The non-cash accounting charge has no impact on the company’s revenues, adjusted EBITDA, or liquidity, but will negatively affect its net loss and loss per diluted share for fiscal 2008.

Rite Aid noted that the exact amount of the non-cash tax charge has not been finalized given the technical nature of the U.S. GAAP accounting requirements.

Valuation allowances stem from reported net operating losses (NOLs), which are created when expenses outstrip revenues in a given period. NOLs, in turn, allow companies to take tax deductions to offset future income — or a tax credit to apply against past tax payments.

But to record one of these tax benefits, the deduction must meet the strict requirements of FAS 109.

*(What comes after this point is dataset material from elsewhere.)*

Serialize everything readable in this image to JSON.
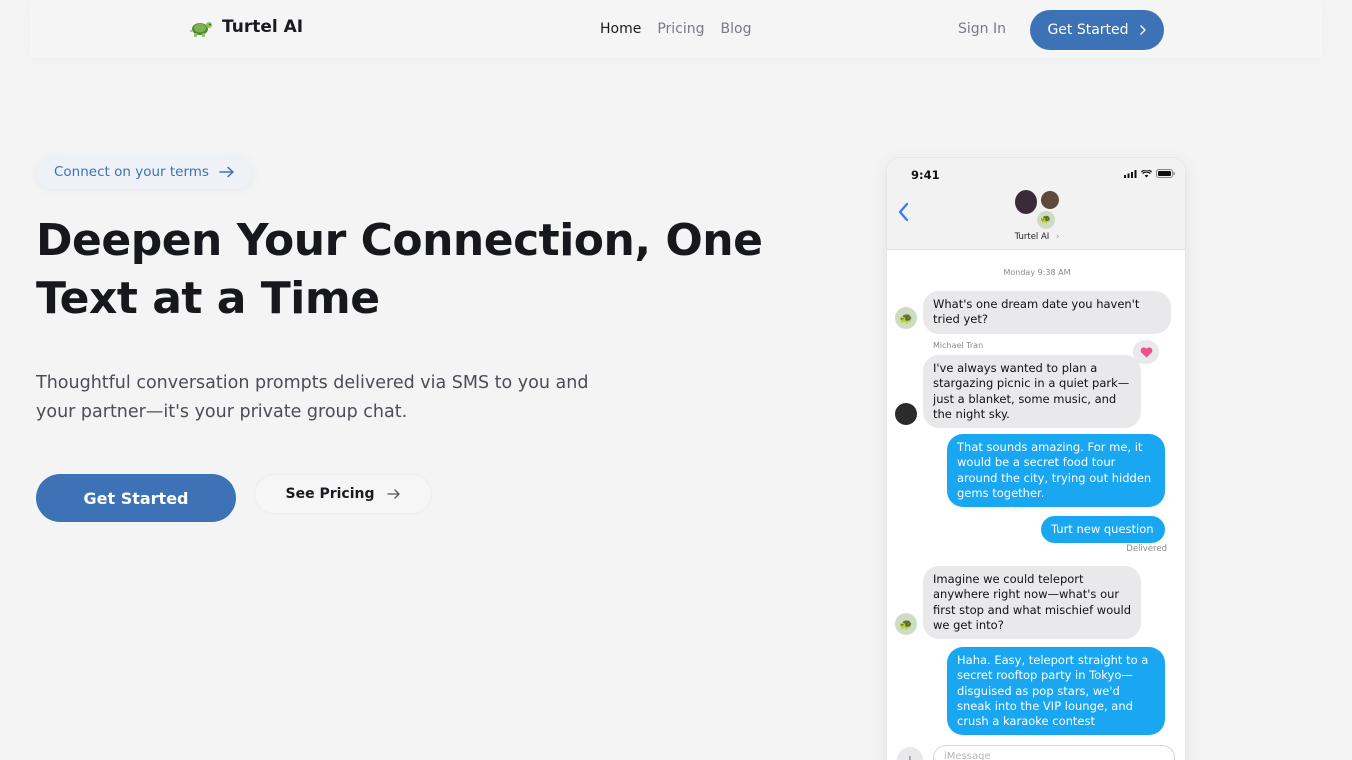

For example, under FAS 109, a company can garner a tax deduction if it’s more likely than not (management is more than 50 percent sure) that the company will have the ability to generate income during the carry-forward period when the losses will be netted. That means, if a corporation has reported recent losses, it becomes “virtually impossible” for management to be certain they can book the tax benefit, explains tax expert Robert Willens.